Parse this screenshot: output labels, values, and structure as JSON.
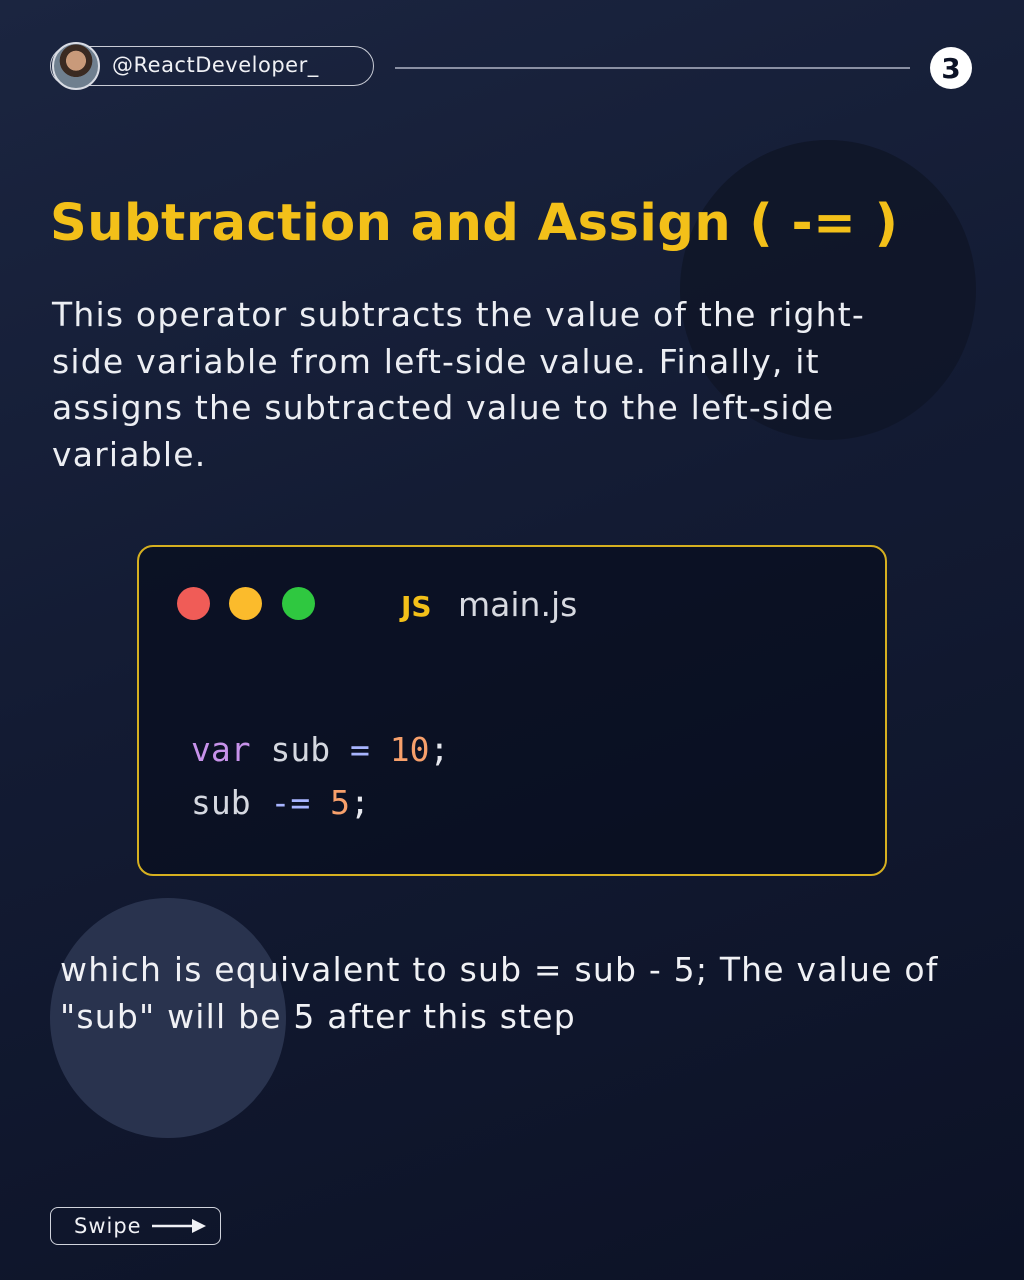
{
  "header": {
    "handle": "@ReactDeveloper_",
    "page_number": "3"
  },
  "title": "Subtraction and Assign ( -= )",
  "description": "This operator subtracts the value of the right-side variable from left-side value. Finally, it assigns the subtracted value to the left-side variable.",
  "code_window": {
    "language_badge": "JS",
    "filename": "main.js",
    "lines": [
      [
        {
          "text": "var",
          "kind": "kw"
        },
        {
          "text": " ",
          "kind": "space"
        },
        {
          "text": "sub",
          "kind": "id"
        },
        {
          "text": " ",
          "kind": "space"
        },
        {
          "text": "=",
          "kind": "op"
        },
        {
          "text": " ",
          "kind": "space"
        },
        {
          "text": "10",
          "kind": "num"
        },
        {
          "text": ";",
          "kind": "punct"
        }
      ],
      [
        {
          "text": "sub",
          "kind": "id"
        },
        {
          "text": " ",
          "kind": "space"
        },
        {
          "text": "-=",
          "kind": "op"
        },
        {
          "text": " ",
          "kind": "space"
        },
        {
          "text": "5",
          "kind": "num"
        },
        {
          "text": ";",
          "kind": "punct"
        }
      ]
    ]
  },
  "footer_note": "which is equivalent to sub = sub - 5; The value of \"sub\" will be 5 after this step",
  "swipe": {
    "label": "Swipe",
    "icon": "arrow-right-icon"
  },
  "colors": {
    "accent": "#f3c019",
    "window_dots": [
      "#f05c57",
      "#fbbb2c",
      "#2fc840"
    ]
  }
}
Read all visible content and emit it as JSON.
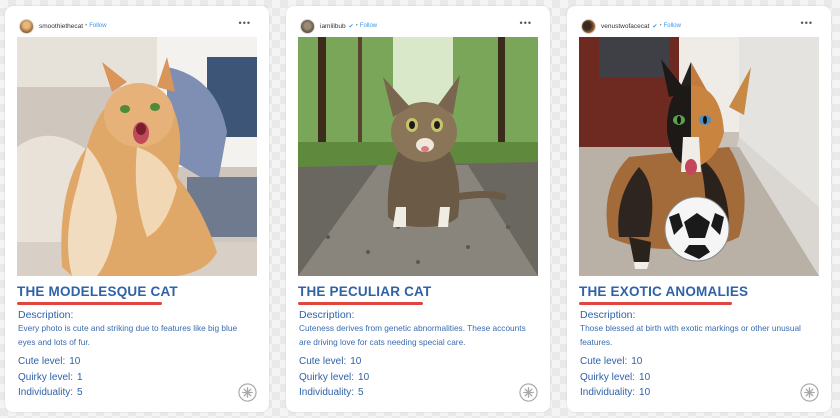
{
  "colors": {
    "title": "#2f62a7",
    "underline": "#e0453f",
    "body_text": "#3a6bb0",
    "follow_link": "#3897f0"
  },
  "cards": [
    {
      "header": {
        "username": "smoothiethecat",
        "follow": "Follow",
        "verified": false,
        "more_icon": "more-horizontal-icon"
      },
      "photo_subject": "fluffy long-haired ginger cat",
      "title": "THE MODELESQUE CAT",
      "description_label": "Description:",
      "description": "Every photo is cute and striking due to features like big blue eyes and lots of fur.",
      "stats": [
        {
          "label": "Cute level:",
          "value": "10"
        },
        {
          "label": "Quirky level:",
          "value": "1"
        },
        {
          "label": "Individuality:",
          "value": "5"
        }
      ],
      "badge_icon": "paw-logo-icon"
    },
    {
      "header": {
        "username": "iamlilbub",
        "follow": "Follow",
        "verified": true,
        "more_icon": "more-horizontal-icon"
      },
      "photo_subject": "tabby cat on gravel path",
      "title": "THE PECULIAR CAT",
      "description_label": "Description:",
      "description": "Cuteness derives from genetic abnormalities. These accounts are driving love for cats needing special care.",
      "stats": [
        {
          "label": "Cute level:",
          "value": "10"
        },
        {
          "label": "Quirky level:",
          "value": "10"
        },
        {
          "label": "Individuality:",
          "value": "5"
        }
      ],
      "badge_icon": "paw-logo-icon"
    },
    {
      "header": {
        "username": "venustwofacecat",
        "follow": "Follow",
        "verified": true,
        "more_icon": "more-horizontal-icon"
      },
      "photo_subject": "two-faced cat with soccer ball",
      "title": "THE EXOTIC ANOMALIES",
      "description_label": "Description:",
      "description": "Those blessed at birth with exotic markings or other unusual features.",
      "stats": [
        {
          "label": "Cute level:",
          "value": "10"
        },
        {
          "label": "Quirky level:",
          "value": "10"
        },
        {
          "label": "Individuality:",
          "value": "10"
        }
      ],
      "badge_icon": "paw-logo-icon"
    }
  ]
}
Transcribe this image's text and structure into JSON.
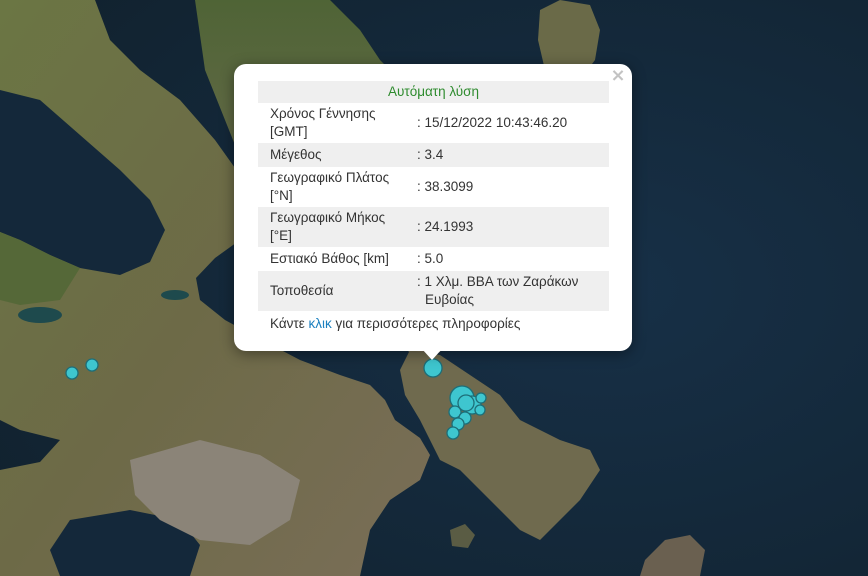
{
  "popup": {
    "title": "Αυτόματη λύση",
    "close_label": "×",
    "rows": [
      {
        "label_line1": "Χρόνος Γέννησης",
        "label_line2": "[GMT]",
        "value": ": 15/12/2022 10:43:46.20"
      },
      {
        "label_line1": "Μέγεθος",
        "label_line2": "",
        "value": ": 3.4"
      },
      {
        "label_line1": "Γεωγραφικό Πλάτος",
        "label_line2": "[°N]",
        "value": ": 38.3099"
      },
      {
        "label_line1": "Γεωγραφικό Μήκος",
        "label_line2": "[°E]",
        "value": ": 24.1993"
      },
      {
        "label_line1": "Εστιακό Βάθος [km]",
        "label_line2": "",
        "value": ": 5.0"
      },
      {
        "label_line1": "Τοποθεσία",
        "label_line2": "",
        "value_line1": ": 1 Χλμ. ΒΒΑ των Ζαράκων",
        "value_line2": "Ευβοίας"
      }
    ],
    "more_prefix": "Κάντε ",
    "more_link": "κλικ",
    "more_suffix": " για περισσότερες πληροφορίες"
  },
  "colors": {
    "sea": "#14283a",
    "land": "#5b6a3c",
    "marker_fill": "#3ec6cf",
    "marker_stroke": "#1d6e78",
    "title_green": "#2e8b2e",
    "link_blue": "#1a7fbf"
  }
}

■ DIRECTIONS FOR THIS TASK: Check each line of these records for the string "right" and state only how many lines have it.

■ OUTPUT OF THE TASK: 2